**BRIEF:** Scan the lines below for the string "сентября" and report how many lines contain it, giving only the number.

**RECORDED DATA:**
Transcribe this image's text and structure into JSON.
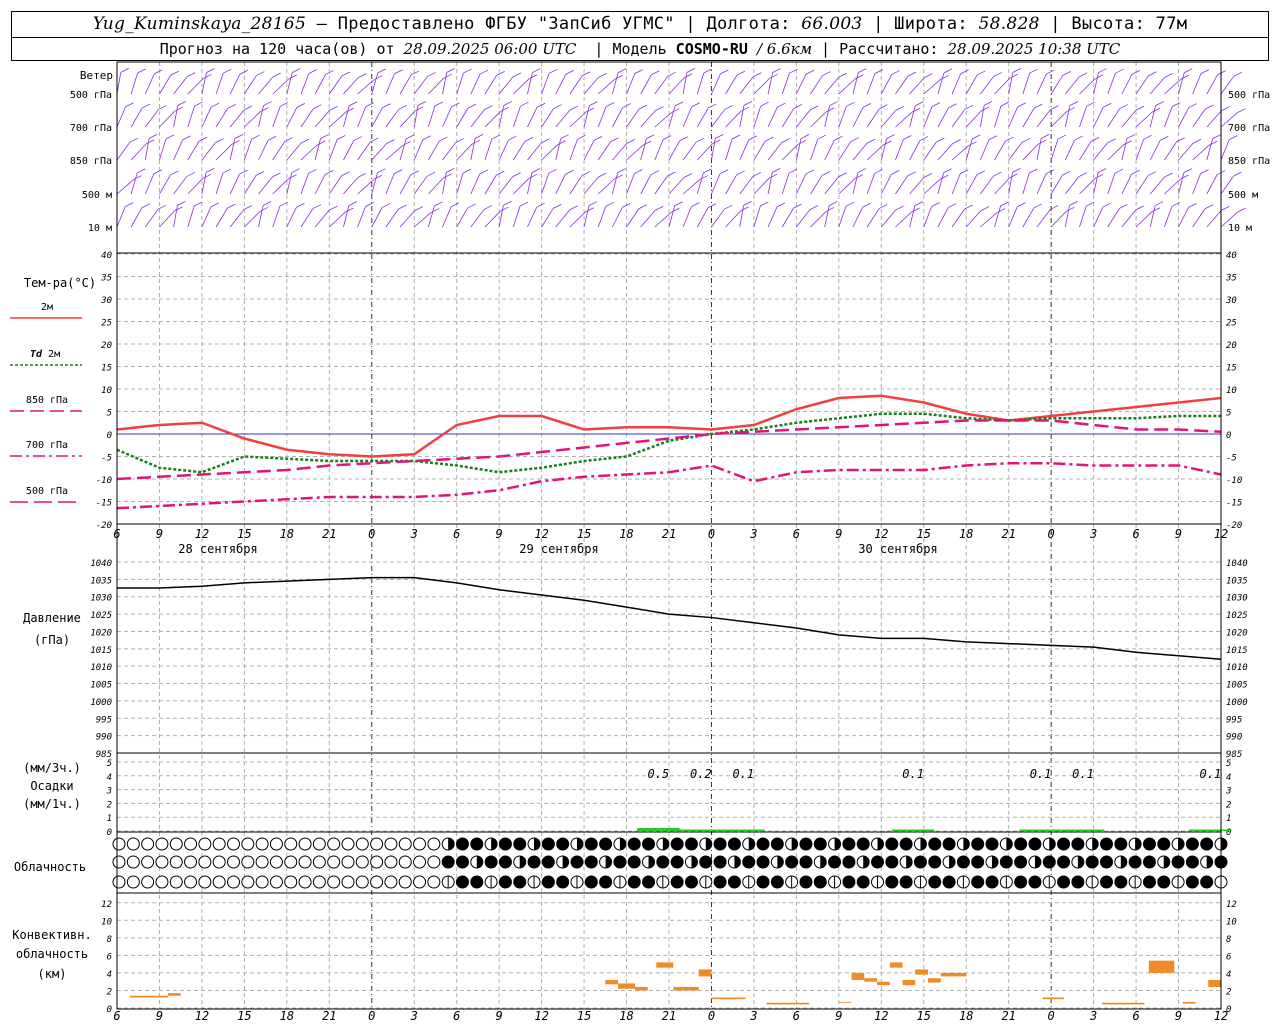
{
  "header": {
    "station": "Yug_Kuminskaya_28165",
    "provider": "Предоставлено ФГБУ \"ЗапСиб УГМС\"",
    "lon_label": "Долгота:",
    "lon": "66.003",
    "lat_label": "Широта:",
    "lat": "58.828",
    "alt_label": "Высота:",
    "alt": "77м",
    "forecast_prefix": "Прогноз на 120 часа(ов) от",
    "forecast_start": "28.09.2025 06:00 UTC",
    "model_label": "Модель",
    "model": "COSMO-RU",
    "resolution": "/ 6.6км",
    "computed_label": "Рассчитано:",
    "computed": "28.09.2025 10:38 UTC",
    "dash": "—"
  },
  "chart_data": [
    {
      "type": "wind-barbs",
      "title": "Ветер",
      "levels": [
        "500 гПа",
        "700 гПа",
        "850 гПа",
        "500 м",
        "10  м"
      ],
      "colors": {
        "barb": "#8b2be2"
      }
    },
    {
      "type": "line",
      "ylabel": "Тем-ра(°C)",
      "ylim": [
        -20,
        40
      ],
      "yticks": [
        40,
        35,
        30,
        25,
        20,
        15,
        10,
        5,
        0,
        -5,
        -10,
        -15,
        -20
      ],
      "x_hours_utc": [
        "6",
        "9",
        "12",
        "15",
        "18",
        "21",
        "0",
        "3",
        "6",
        "9",
        "12",
        "15",
        "18",
        "21",
        "0",
        "3",
        "6",
        "9",
        "12",
        "15",
        "18",
        "21",
        "0",
        "3",
        "6",
        "9",
        "12"
      ],
      "dates": [
        "28 сентября",
        "29 сентября",
        "30 сентября"
      ],
      "series": [
        {
          "name": "2м",
          "color": "#f04040",
          "style": "solid",
          "values": [
            1,
            2,
            2.5,
            -1,
            -3.5,
            -4.5,
            -5,
            -4.5,
            2,
            4,
            4,
            1,
            1.5,
            1.5,
            1,
            2,
            5.5,
            8,
            8.5,
            7,
            4.5,
            3,
            4,
            5,
            6,
            7,
            8
          ]
        },
        {
          "name": "Td 2м",
          "name_prefix": "Td",
          "name_suffix": "2м",
          "color": "#1a7f1a",
          "style": "dotted",
          "values": [
            -3.5,
            -7.5,
            -8.5,
            -5,
            -5.5,
            -6,
            -6,
            -6,
            -7,
            -8.5,
            -7.5,
            -6,
            -5,
            -1.5,
            0,
            1,
            2.5,
            3.5,
            4.5,
            4.5,
            3.5,
            3,
            3.5,
            3.5,
            3.5,
            4,
            4
          ]
        },
        {
          "name": "850 гПа",
          "color": "#e0147a",
          "style": "dash",
          "values": [
            -10,
            -9.5,
            -9,
            -8.5,
            -8,
            -7,
            -6.5,
            -6,
            -5.5,
            -5,
            -4,
            -3,
            -2,
            -1,
            0,
            0.5,
            1,
            1.5,
            2,
            2.5,
            3,
            3,
            3,
            2,
            1,
            1,
            0.5
          ]
        },
        {
          "name": "700 гПа",
          "color": "#e0147a",
          "style": "dashdot",
          "values": [
            -16.5,
            -16,
            -15.5,
            -15,
            -14.5,
            -14,
            -14,
            -14,
            -13.5,
            -12.5,
            -10.5,
            -9.5,
            -9,
            -8.5,
            -7,
            -10.5,
            -8.5,
            -8,
            -8,
            -8,
            -7,
            -6.5,
            -6.5,
            -7,
            -7,
            -7,
            -9
          ]
        },
        {
          "name": "500 гПа",
          "color": "#e0147a",
          "style": "longdash",
          "values": []
        }
      ]
    },
    {
      "type": "line",
      "ylabel": "Давление",
      "unit": "(гПа)",
      "ylim": [
        985,
        1040
      ],
      "yticks": [
        1040,
        1035,
        1030,
        1025,
        1020,
        1015,
        1010,
        1005,
        1000,
        995,
        990,
        985
      ],
      "series": [
        {
          "name": "",
          "color": "#000000",
          "values": [
            1032.5,
            1032.5,
            1033,
            1034,
            1034.5,
            1035,
            1035.5,
            1035.5,
            1034,
            1032,
            1030.5,
            1029,
            1027,
            1025,
            1024,
            1022.5,
            1021,
            1019,
            1018,
            1018,
            1017,
            1016.5,
            1016,
            1015.5,
            1014,
            1013,
            1012
          ]
        }
      ]
    },
    {
      "type": "bar",
      "ylabel_top": "(мм/3ч.)",
      "ylabel_mid": "Осадки",
      "ylabel_bottom": "(мм/1ч.)",
      "ylim": [
        0,
        5
      ],
      "yticks": [
        "5",
        "4",
        "3",
        "2",
        "1",
        "0"
      ],
      "annotations": [
        {
          "hour_index": 12.75,
          "text": "0.5"
        },
        {
          "hour_index": 13.75,
          "text": "0.2"
        },
        {
          "hour_index": 14.75,
          "text": "0.1"
        },
        {
          "hour_index": 18.75,
          "text": "0.1"
        },
        {
          "hour_index": 21.75,
          "text": "0.1"
        },
        {
          "hour_index": 22.75,
          "text": "0.1"
        },
        {
          "hour_index": 25.75,
          "text": "0.1"
        }
      ],
      "color": "#22cc22"
    },
    {
      "type": "cloud-symbols",
      "ylabel": "Облачность",
      "rows": 3
    },
    {
      "type": "bar",
      "ylabel_1": "Конвективн.",
      "ylabel_2": "облачность",
      "ylabel_3": "(км)",
      "ylim": [
        0,
        13
      ],
      "yticks": [
        "12",
        "10",
        "8",
        "6",
        "4",
        "2",
        "0"
      ],
      "color": "#f08c28"
    }
  ]
}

**TASK ANSWER:** 3